The US Federal Aviation Administration (FAA) has disclosed that a V-22 Osprey and a civilian de Havilland Twin Otter parachute jump aircraft came within feet of colliding at 12,000ft altitude in controlled airspace. No date is given for the event, which is included in the agency’s August Air Traffic Bulletin newsletter, uploaded to the FAA web site yesterday.
The newsletter focuses on recent lapses in controller vigilance in providing traffic separation to aircraft, an issue highlighted in this week’s National Transportation Safety Board (NTSB) final hearing on a fatal midair collision between a private aircraft and sightseeing helicopter near New York City in August 2009.
In the newsletter, the FAA says a recent audit by the agency’s Air Traffic Safety Oversight Service “indicates safety alerts and radar traffic advisories were not always issued when warranted and proper procedures and phraseology were not used as required”. The FAA notes that recent near “mid-air collisions and evasive actions taken by pilots”, including the V-22 incident, “may help underscore the need for air traffic controllers to exercise extreme vigilance and thorough action when issuing safety alerts and radar traffic advisories”.
The V-22 incident occurred in air route traffic control centre (ARTCC) airspace “in the vicinity” of an airport, according to the report. “A DHC6 [Twin Otter] was climbing VFR for parachute jump operations in the vicinity of an airport,” reads the report.
The Twin Otter pilot stated the military aircraft was about 100-150ft away at closest proximity while the V-22 pilot reported closest proximity to be approximately 20ft.
The V-22 osprey is a tilt rotor vertical/short takeoff and landing (VSTOL), multi-mission air-craft developed to fill multi-Service combat operational requirements. The V-22 uses many unique items to achieve its configuration and capability. The airframe incorporates new materials and structural designs. Advanced avionics provide mission enhancement while new wiring technologies increase reliability and reduce weight.

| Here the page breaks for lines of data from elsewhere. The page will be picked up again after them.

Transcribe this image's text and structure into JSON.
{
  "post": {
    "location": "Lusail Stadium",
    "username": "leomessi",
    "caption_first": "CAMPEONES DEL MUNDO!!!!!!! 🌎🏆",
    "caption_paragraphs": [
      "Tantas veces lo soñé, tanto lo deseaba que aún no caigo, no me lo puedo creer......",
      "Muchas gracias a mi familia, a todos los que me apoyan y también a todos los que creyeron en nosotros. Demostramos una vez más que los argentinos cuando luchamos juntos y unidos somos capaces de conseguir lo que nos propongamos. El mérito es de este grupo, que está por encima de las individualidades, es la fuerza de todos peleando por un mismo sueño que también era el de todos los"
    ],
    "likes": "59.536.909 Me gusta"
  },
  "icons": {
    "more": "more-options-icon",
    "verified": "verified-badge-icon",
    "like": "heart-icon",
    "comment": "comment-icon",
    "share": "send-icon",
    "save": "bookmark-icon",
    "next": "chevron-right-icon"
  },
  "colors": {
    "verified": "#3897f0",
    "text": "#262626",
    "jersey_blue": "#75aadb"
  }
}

The Twin Otter on the other hand, remains popular for its rugged construction and useful STOL performance. The Twin Otter has been popular with commercial skydiving operations. It is able to carry up to 22 skydivers to over 13,500 ft.; presently, the Twin Otter is used in skydiving operations in many countries. The United States Air Force operates three Twin Otters for the United States Air Force Academy’s skydiving team.